Thursday, April 10, 2014

Travelling around Jordan with a baby.

I always thought that travelling with a baby would be stressful and hard work.  Being on the road with Ayla has been a wonderful experience.  Yes, it has been hard work, but it has been incredibly enjoyable.  Our travelling life has changed dramatically.  We have had to be very organised and we are constantly thinking about Ayla and her needs.  We have both become very aware of what she needs and when she needs it.    For a 3 month old baby, her routine is solid so it is easy to know what comes next.

Travelling around Jordan with a baby has been lovely.  Jordanians love children so we have gotten lots of attention on this trip - well, Ayla has gotten the attention.  It was amazing to walk around Petra and people to comment on what a happy baby we have.

One thing that no one warned me about was how much touching Jordanian people like to do to babies.  I've had to tell several people not to touch the baby.  People would just come up and stick their dirty hands in her face!  There are no boundaries in this culture when it comes to kids.  One man even picked her up out of her car seat without asking us!  I quickly took a picture of him.  I had visions in my head of him running away with her so I took his picture in order to hunt him down if he did.  He was a kind man though with a daughter of his own.  He knew a lot about and adored babies.  Even so, I could tell that Ayla was not comfortable with him and for the first time ever, she cried when a stranger came near.   Normally, she is very friendly and smiley, but she was not happy that the man didn't ask if she wanted to be picked up.



He was sweet and gave her an orange.  He told me, 'if she is clever, she will put the orange to her mouth.'  Of course, she did just that.  He was also very happy to hear that I was breastfeeding!  I was very surprised at how knowledgeable he was about it.  Apparently, it is instructed in the Quran that mothers must breastfeed their baby for 2 years and that breast milk is best for baby.

This was taken from: 


The Yemen Times is running an article series right now that explores what Islamic Law has to say about things like breastfeeding. It makes for interesting reading whether you are a practicing Muslim or not.

From the article:
Islam prescribed breastfeeding and commanded children do so until they attain full power and strength, as breastfeeding greatly impacts children's growth and development. Allah gave the required time period for breastfeeding. He said, “The mothers shall give suckling to their children for two whole years.” (Al-Baqarah: 233) 
Note the two whole years comment. I thought this was interesting as it fits with the time periods of developing countries, but is considered "extended" by most within the western world. I can't say that the comment is surprising though as most of the "old" religions like Judism, Christianity and Islam teach positively about the act of nursing a child.

The article goes on to say:
If the mother is not divorced, she should breastfeed her child as a religious obligation, not because she is the natural mother. If she is divorced, then nursing is dealt with as nafaqah (financial support), as established in the Shari`ah. Nafaqah of the child is the father's responsibility. The father must give the mother compensation for her nursing. If she refuses to nurse, then it is incumbent upon the father to find and hire the child a wet-nurse. However, scholars make it mandatory upon the mother to nurse her child if the child refuses nursing by any other or if the father doesn't have sufficient funds to hire a wet-nurse.

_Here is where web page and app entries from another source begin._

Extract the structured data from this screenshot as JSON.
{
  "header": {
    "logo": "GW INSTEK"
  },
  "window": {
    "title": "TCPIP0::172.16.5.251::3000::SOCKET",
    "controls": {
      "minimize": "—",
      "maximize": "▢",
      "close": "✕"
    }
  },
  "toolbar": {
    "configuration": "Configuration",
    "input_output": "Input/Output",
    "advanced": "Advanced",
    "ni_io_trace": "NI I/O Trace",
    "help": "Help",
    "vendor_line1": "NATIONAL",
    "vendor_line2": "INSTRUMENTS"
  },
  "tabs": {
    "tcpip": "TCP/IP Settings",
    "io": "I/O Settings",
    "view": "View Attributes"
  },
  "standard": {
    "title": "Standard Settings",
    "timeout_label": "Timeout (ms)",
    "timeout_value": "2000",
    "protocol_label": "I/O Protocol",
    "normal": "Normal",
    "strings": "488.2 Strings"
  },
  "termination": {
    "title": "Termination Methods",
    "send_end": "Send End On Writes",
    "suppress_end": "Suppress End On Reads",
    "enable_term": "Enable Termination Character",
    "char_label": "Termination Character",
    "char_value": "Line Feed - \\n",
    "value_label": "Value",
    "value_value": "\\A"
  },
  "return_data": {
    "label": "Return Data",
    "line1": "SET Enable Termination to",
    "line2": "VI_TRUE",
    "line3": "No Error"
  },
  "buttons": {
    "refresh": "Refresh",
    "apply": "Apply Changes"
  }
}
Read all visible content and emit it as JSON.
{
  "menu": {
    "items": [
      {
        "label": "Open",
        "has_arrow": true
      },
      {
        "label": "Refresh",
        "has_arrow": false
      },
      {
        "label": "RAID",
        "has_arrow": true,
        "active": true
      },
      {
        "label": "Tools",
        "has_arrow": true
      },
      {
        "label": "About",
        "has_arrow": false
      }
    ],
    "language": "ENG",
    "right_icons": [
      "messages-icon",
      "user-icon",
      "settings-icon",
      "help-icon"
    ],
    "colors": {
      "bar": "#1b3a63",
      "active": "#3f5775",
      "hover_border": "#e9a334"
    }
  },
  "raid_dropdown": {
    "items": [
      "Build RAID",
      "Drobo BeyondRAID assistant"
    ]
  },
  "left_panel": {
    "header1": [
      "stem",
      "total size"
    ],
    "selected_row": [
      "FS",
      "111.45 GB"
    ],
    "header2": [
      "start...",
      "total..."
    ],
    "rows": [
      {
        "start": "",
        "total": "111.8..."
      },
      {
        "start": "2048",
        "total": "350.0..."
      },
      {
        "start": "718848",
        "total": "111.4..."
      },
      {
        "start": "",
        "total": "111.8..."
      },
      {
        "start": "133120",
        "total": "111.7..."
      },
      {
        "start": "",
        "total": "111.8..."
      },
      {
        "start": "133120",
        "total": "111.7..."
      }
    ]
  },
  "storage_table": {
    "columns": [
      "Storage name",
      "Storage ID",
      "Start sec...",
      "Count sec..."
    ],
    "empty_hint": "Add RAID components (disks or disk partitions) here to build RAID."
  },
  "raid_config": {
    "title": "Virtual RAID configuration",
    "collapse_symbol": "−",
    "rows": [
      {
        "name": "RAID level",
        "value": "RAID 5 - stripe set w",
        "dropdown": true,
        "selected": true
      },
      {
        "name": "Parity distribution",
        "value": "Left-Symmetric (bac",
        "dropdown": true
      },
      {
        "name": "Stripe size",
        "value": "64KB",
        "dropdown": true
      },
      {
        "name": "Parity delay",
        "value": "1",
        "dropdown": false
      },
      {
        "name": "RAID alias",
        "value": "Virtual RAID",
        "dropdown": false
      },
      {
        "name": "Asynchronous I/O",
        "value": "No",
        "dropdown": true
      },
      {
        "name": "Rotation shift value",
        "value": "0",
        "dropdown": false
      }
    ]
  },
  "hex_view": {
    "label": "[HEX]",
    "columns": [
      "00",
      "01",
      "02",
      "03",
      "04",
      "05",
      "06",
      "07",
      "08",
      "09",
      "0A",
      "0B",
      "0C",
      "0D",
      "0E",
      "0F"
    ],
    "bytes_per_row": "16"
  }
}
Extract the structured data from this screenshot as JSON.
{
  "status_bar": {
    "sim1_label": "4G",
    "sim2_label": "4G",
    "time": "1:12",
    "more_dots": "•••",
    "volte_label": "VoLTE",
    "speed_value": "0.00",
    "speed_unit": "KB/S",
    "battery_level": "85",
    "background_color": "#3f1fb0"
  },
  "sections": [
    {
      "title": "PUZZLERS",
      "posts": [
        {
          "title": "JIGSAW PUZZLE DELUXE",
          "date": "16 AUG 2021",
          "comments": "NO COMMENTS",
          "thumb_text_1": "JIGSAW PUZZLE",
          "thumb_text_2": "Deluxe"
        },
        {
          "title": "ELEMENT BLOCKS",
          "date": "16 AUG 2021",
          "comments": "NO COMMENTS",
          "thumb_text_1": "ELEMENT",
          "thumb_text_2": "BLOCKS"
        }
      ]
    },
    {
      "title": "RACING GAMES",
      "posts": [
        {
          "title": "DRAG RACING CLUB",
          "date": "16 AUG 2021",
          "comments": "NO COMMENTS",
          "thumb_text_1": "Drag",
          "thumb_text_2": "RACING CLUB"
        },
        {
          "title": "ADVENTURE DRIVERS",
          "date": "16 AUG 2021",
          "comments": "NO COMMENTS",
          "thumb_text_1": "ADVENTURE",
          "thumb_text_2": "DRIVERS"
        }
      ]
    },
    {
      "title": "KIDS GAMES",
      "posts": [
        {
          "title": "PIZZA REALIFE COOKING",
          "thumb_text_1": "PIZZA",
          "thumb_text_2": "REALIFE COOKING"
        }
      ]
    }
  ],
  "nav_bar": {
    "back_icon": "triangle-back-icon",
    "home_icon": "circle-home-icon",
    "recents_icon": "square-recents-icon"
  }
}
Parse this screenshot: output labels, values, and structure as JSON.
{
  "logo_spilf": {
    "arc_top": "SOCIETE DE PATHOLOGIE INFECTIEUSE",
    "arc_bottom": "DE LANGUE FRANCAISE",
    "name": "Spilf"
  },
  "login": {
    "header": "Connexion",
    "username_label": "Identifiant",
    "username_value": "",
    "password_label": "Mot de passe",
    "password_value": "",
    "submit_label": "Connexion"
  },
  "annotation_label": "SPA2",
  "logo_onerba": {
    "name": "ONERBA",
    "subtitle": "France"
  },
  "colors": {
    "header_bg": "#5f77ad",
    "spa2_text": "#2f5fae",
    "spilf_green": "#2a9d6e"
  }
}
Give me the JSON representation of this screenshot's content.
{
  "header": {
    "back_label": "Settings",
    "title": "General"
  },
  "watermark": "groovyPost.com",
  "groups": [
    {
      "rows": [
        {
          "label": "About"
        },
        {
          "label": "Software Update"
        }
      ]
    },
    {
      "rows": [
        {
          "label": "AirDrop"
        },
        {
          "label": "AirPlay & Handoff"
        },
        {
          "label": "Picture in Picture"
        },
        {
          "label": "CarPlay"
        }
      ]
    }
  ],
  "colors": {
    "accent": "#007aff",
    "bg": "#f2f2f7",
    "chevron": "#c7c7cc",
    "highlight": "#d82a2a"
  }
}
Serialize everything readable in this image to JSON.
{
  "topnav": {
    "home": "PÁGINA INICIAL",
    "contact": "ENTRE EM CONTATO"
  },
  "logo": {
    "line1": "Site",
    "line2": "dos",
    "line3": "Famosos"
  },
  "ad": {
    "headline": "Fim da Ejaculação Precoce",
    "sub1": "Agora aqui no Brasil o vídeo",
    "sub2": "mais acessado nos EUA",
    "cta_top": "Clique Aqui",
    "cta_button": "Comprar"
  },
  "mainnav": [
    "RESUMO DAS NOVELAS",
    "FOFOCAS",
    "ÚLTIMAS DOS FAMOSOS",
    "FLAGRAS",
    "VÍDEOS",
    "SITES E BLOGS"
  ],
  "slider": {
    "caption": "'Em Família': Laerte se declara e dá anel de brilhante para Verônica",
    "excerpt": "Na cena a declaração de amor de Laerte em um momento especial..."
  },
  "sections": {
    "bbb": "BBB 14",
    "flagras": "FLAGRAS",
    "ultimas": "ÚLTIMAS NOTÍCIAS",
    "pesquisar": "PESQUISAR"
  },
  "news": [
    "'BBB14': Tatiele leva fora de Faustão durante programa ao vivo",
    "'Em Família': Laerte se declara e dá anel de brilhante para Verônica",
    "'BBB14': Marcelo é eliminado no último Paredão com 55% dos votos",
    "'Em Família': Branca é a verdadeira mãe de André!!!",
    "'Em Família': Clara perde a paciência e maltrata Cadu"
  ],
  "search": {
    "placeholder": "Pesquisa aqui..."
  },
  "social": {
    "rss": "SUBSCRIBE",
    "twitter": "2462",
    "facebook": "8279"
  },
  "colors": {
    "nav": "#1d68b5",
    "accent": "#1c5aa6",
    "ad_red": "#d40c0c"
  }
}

The article goes on to discuss the rights of wet-nurses, the decision to wean and several other issues related to child-rearing. 

Here are Ayla and I having a picnic in Petra.


I felt very nervous breastfeeding here.  I was concerned about negative comments, but I received none and people left me to do what needed to be done.

Ayla's first holiday and it is to Petra - lucky girl.




Ayla being changed in a cave.


I love this picture of her.

Our experience travelling around Jordan with a baby has been good.  Albeit a little challenging at certain times, but most of the time it has been easy.  As long as you are organised, flexible and have little expectations, you will have fun and people will receive you well.  Just be prepared to stand your ground and to be honest with people.  If you are breastfeeding, it is best to bring a shield and to find somewhere quiet.  I only breastfed in public at The Treasury in Petra, but I tried to do so discreetly as possible.  I think if the place you are visiting has many tourists, it is ok, but a local place with local people might be different.

1 comment:

  1. Ayla is adorable. You have a beautiful little girl. Andrea

    ReplyDelete